As consumer tastes steer towards an increasingly eco-conscious society, more entrepreneurs are finding opportunities along the intersection of “good for business” and “good for the planet”. Conceived at Asian Institute of Management’s Sustainable Tourism Hackathon in 2017 and founded by Paul Joseph Galacan, travel platform Trakaro aims to promote awareness for sustainable tourism in the Philippines.
Trakaro provides users a tourism establishment’s sustainability—and not just their customer—rating, a measurement made possible through the triple bottom line Fylla rating system the Trakaro team conceptualized with the help of AIM’s Dr. Andrew L. Tan Center for Tourism.
The app targets avid travelers who are willing to do their share in advocating for a greener future but are wondering what the practices and benefits of sustainability are.
It can be described as the local TripAdvisor for sustainability. But what makes a business sustainable in the first place?Paul Galacan, Founder and General Manager of Trakaro Sustainable Travels, giving a talk on sustainability in Zambales.
Defining a sustainable business
Trakaro determines the sustainability of the establishments they rate through the triple bottom line approach of their Fylla rating:
1. Planet. Preference is given to locally sourced food as well as ingredients that are more sustainable (e.g., meat vs. vegetables) and sourced directly from farmers. They ascertain these variables through Transforming Tourism Value Chains with their SEC-registered NGO partner, the Philippine Center for Environmental Protection and Sustainable Development, Inc.
2. People. Preference is also given to those that empower the local community and give economic incentives to locals for them to stay and not migrate. Those who hire within the community and whose employees have families that live in the vicinity have higher ratings.
3. Profit. This refers to how businesses keep their bottom lines healthy whilst keeping their practices sustainable. “If customers have great experiences, then that translates to higher profits,” Galacan says. The startup wants to do away with the stigma that sustainability is bland and boring.
Fylla has a 0-10 metric with 7 being the minimum passing grade.
The team further attests the accuracy of their ratings system by engaging with trusted establishments and checking receipts to ensure that the said facilities have a healthy carbon footprint. And whenever possible, they do personal site visits too.
Business must be pursued “with a judicious use of resources, overall well-being of people, and ecological good in mind,” says Jove Benosa, Zero Waste Campaign Officer of EcoWaste Coalition.
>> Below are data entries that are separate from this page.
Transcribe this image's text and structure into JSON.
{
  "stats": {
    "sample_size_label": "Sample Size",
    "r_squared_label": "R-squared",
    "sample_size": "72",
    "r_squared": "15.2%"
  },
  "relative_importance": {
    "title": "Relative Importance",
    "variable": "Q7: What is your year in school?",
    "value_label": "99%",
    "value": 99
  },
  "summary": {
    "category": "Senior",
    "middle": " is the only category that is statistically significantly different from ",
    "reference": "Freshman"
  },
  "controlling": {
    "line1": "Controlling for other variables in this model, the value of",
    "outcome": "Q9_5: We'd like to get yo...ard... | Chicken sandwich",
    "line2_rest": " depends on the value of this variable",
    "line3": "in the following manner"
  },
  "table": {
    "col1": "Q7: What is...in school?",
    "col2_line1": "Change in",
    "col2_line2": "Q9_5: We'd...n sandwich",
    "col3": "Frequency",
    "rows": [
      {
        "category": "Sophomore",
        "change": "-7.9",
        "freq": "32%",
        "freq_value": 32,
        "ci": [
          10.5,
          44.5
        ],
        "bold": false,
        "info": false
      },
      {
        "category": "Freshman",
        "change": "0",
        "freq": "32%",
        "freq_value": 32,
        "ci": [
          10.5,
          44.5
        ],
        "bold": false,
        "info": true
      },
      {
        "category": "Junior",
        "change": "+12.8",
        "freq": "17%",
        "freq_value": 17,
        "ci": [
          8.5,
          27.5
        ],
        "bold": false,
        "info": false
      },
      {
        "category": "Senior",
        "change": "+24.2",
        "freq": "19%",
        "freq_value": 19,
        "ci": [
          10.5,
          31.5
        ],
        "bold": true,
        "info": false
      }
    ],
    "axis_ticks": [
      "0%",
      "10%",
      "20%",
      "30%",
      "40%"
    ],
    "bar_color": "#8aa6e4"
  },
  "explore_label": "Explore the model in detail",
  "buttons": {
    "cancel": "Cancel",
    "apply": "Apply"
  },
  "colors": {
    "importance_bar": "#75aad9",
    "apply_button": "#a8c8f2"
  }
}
He explains that a significant way of doing this is ensuring businesses are compliant with these ecological solid waste management tenets of Republic Act 9003:  avoidance if not reduction of plastic waste and plastic product packaging;  minimizing and optimizing food wastes;  performing primary waste segregation;  practicing recycling and reuse;  observing segregated waste collection and schedules; and  proper disposal of residuals (e.g., bulky, toxic/special wastes).
Abigail Aguilar, Regional Urban and Mindset Campaigns Coordinator of Greenpeace Southeast Asia, adds that a sustainable business should look at all aspects of its business model, from food sourcing and disposal to energy and water use.
At present, Trakaro limits their platform to the assessment of hotels, restaurants, and tour operators. They don’t yet have the expertise as yet to put into metrics other factors such as waste management, plastic use, and energy consumption.
“We are inviting other rating systems like the Anahaw Awards and the Zero Carbon Resorts in the platform so that it’s not just the Fylla rating proving the sustainability rating of the establishments. It also helps us make Trakaro a holistic platform,” Galacan shares.Caption: The Trakaro team from left to right – Paul Galacan, General Manager; Jo Anne Paril, Sales and Marketing Head; and Kat Chua, Business Development (photo by Joshua Gantuangco).
Opportunities for growth
Greenpeace Southeast Asia’s Aguilar notes that “good initiatives” like Trakaro “need to be developed and mainstreamed. They not only provide info for travelers and other concerned citizens, they point them in the right direction of businesses that are doing their best to lower their environmental footprint.”
She suggests looking at some other aspects that could be incorporated into a business’s Fylla rating: rainwater harvesting, reusable cutlery, paperless offices, composting, and solar panel installations.
EcoWaste Coalition’s Benosa echoes the need for proper engineering infrastructure, water conservation, and renewable energy. He states that these actions “could be carried out with proper education and a robust campaign to all stakeholders. These just need to be reviewed, relearned, monitored, and effectively enforced.”
Individuals are becoming more aware about their carbon footprint and how their activities impact nature. Trakaro is one of a growing number of startups that hopes to meet the need for sustainable solutions that empower communities and help the environment.